By Tessa Raebeck
Hundreds of art supplies, dozens of books and one Sag Harbor Elementary School teacher are on their way to a school for orphans in Malawi Thursday, July 17.
Science teacher Kryn Olson will spend three weeks at the Jacaranda School for Orphans in the village of Che Mboma, near the city of Limbe in the south of Malawi, a small, landlocked country in southeast Africa.
Ms. Olson, who pioneered the outdoor gardening program at the elementary school, is visiting Jacaranda to work with the children there on a gardening program they’ve started. She’s been researching the types of greens that would be successful in Malawi’s tropical climate and could flourish in African soil.
“It’s going to be an experiment, but exciting,” Ms. Olson said in a recent interview. “They have a very successful program they’ve been working with on gardening and so, they want to have me come and just see how we can join forces and work together on learning and developing what they have.”
The family of a young girl Ms. Olson has been mentoring over the last several years is friends with the owner and developer of the Jacaranda School, Marie Da Silva.
“They invited her to come out and see what I do here,” Ms. Olson said.

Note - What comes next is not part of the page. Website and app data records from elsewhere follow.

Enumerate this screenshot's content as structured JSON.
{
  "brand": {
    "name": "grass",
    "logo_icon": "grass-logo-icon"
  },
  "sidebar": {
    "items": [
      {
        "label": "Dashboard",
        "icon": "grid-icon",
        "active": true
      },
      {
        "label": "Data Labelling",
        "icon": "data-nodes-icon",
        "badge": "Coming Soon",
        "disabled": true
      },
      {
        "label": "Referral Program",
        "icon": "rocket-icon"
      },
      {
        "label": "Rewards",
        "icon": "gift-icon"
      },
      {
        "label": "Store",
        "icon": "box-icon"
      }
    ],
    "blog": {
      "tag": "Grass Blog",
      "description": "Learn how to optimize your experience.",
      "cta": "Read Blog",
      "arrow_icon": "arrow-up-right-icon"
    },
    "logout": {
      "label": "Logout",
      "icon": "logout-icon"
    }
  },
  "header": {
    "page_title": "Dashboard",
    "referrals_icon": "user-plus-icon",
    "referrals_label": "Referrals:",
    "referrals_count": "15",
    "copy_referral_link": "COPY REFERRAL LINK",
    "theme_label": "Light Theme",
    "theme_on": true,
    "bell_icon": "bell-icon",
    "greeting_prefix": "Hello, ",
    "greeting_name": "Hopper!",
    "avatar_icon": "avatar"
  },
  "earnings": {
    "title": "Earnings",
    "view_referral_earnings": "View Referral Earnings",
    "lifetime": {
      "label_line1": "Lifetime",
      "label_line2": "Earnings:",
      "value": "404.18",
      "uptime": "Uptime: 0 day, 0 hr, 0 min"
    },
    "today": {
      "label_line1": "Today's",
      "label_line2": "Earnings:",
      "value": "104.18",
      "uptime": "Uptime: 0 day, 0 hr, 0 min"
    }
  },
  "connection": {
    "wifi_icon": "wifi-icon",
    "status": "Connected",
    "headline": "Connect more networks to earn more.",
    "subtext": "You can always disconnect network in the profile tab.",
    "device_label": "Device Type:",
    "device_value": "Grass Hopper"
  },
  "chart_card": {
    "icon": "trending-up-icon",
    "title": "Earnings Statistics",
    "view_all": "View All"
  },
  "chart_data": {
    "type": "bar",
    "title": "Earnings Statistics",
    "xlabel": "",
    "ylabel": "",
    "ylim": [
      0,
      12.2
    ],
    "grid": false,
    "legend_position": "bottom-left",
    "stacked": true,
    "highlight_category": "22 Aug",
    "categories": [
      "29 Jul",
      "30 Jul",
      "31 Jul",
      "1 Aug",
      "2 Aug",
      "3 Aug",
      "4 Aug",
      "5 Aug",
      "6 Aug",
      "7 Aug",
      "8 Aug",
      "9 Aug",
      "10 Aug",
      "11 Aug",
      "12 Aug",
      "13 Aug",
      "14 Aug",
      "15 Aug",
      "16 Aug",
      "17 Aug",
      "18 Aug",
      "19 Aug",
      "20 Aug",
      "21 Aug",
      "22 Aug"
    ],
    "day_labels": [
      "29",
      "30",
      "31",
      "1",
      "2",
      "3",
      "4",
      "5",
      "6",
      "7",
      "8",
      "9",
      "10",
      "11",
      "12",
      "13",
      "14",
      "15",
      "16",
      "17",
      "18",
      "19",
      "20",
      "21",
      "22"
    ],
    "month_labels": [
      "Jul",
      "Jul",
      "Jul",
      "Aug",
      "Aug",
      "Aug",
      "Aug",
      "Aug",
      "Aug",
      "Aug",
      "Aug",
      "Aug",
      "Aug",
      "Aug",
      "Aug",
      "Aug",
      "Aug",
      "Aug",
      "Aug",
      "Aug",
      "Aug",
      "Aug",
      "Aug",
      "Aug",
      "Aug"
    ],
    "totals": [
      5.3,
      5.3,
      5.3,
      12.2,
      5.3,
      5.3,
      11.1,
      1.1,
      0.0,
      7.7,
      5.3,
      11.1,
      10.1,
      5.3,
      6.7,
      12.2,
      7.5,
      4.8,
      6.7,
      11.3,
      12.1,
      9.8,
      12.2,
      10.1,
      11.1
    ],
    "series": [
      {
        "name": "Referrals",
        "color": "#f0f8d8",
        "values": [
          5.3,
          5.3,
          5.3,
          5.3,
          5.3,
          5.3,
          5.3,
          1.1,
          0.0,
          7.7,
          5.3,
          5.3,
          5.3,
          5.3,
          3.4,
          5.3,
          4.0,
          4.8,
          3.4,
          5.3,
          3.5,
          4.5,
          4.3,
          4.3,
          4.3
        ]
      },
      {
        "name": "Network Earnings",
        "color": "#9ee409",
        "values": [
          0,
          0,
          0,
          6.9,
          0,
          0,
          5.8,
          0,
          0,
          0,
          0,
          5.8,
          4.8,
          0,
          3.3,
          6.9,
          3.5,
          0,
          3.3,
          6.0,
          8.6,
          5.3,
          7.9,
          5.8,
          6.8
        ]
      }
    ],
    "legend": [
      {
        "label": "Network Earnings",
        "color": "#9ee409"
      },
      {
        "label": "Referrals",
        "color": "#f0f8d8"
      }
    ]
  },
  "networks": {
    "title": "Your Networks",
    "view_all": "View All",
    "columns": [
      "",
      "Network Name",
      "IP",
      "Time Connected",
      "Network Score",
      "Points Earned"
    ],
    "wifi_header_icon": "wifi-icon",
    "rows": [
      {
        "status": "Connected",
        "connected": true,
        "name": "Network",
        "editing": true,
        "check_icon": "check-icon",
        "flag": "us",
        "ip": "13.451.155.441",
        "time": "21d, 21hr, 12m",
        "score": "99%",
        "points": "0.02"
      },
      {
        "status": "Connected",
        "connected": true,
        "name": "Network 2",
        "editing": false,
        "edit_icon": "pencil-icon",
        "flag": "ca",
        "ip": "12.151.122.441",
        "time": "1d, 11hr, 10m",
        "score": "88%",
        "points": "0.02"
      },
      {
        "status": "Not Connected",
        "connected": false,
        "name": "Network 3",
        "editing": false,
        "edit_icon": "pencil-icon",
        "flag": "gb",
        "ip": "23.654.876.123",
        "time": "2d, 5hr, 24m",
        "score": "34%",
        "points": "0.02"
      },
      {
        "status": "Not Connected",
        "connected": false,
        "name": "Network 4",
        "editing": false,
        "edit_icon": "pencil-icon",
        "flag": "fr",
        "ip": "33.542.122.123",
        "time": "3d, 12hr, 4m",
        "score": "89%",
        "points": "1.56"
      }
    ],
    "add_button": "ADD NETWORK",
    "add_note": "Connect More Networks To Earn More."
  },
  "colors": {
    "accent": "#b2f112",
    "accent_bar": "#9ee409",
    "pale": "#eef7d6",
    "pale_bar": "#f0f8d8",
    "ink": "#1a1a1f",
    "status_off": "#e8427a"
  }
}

After Ms. Da Silva visited Sag Harbor, she and Ms. Olson decided to work together in expanding Jacaranda’s garden—and uniting their students as pen pals.
Ms. Olson said Sag Harbor children wrote letters to the kids in Malawi she will carry with her on her trip, and then she will bring the Jacaranda students’ letters back to Sag Harbor. After the first exchange, the students will begin emailing back and forth regularly.
“They can’t stand it, they’re so excited,” Ms. Olson said of her students in Sag Harbor. “It’s really a beautiful thing. There was such a level of humility, but smart humility.”
“They were very excited about being able to write somebody in another country,” she added. “They realize that they live another life, so they were just curious. It was just kids talking to kids; it was beautiful. It wasn’t about depth, it was: Tell me what your country looks like. What animals live there? Do you have a brother or sister?”
Born and raised in Malawi, Ms. Da Silva, who has lost 15 members of her family to the AIDS pandemic, including her father and two of her brothers, came to the United States to work as a nanny and lived in New York City for 19 years. In 2002, she returned to Malawi and, after seeing how many children in her hometown were left out of school, she founded the Jacaranda School for Orphans, operating out of her family home. She used the money she earned working as a nanny to scrape together supplies and teachers’ salaries.
“When she nannied,” Ms. Olson said of Ms. Da Silva, “she really researched the schools and watched how the children were being raised here. She felt that education here was profoundly different. She wanted to expose the children to things she learned here. So she took those concepts back to Malawi with her.”
Twelve years later, the school has 400 students, its own campus and is the only entirely free primary and secondary school in the country. It provides the orphans with a free education, scholarships to high school graduates, uniforms and school supplies, clothes and shoes, daily nutrition, medical care and counseling, AIDS awareness activities, arts programs, agriculture activities and home support in the form of renovation of students’ houses, monthly financial support to the most impoverished children and construction of boarding houses for students in child-headed families.
Ms. Da Silva was recognized as a Top Ten Hero by CNN in 2008.
“It’s really an incredible thing that she did,” Ms. Olson said. “She not only feeds them, but she gives them medicine and funds their education. She has also now sent six kids to college, which is unheard of.”
In addition to bringing the pen pal letters and her school gardening expertise to Malawi, Ms. Olson is also bringing boxes of gifts to the Jacaranda School.
Sag Harbor students raised funds to donate two cases filled with art supplies—hundreds of water color tablets, reams of paper, colored markers and other materials—and “an enormous amount of books,” which will be shipped over on a boat.
“We’re trying to double the size of their library,” Ms. Olson said.
In addition to the books donated by students and their families, Ms. Olson is bringing a suitcase with all her favorites, including Eric Carl classics and “Goodnight Moon.”
Ms. Olson will also help the Jacaranda School enhance its garden, which currently grows carrots, tea and other vegetables.
“What they raise they sell to help support the orphanage,” she said. “And they also really are working at making sure the kids understand that it’s about learning how to be sustainable and how to take care of themselves and not taking things for granted.”
The produce that isn’t sold is used to feed the children.
“She wanted to teach them how to survive in the world,” Ms. Olson said of Ms. Da Silva.